**DATASET RECORDS**:
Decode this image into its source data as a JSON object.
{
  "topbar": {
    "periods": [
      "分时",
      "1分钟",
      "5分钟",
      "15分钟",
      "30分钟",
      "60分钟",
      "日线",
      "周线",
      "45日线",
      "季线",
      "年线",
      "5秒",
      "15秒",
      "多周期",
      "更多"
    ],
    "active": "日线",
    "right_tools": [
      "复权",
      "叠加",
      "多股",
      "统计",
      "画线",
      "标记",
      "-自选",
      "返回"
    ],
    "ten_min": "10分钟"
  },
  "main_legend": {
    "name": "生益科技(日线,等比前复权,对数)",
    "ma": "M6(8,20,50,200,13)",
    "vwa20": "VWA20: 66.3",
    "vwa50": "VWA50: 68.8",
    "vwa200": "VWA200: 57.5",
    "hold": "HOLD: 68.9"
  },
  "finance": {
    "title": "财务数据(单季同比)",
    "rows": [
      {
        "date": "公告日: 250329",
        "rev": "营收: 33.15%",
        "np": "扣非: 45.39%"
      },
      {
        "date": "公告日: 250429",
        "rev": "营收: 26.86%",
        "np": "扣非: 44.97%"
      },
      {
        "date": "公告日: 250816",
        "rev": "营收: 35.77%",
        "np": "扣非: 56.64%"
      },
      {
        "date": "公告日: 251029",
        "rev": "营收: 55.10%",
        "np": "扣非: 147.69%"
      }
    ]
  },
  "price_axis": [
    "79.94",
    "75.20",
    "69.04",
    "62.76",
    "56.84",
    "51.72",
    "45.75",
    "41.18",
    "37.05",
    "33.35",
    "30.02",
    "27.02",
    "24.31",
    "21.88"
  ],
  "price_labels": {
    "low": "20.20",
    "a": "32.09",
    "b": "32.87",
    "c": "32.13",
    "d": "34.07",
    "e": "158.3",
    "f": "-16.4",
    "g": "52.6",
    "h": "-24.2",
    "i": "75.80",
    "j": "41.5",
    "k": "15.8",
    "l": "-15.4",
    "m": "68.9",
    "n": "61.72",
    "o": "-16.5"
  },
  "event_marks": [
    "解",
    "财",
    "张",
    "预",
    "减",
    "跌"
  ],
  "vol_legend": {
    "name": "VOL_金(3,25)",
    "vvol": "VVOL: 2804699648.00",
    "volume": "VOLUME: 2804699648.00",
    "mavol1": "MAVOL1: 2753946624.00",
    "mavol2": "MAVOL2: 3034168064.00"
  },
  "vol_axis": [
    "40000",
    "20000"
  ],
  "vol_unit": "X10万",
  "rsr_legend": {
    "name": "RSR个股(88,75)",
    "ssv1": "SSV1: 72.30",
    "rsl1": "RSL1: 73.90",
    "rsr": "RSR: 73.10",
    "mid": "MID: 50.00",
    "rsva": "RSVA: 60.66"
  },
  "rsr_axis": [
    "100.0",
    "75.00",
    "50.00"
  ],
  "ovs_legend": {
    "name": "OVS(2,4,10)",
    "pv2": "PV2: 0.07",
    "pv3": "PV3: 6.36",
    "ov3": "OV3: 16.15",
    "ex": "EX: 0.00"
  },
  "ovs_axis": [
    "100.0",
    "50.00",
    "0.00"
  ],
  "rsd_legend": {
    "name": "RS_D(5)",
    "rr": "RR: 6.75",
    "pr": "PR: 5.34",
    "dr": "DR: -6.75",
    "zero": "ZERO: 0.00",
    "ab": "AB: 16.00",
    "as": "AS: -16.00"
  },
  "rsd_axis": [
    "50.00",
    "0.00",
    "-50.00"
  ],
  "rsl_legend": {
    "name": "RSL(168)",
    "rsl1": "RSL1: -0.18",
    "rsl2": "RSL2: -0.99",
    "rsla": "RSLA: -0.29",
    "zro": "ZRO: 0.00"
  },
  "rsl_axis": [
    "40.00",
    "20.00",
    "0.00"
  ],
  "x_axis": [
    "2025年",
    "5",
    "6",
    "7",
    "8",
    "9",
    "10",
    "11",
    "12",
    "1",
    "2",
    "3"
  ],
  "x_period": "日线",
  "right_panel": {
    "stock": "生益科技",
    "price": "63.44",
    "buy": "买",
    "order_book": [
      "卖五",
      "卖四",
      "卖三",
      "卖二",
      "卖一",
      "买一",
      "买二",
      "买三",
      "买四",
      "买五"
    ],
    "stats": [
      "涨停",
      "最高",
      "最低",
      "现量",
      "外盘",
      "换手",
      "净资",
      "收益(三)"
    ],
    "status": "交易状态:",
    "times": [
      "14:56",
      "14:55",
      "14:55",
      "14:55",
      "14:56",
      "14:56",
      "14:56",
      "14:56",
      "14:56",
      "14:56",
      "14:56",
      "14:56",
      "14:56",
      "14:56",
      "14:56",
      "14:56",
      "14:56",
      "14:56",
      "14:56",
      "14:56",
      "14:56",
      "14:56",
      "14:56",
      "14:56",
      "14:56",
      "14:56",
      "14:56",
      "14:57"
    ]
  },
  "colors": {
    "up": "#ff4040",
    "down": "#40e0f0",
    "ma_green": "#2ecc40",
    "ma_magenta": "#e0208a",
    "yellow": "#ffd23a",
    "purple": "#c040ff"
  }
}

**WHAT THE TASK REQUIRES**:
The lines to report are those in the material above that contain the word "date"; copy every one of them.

**RESPONSE AREA**:
        "date": "公告日: 250329",
        "date": "公告日: 250429",
        "date": "公告日: 250816",
        "date": "公告日: 251029",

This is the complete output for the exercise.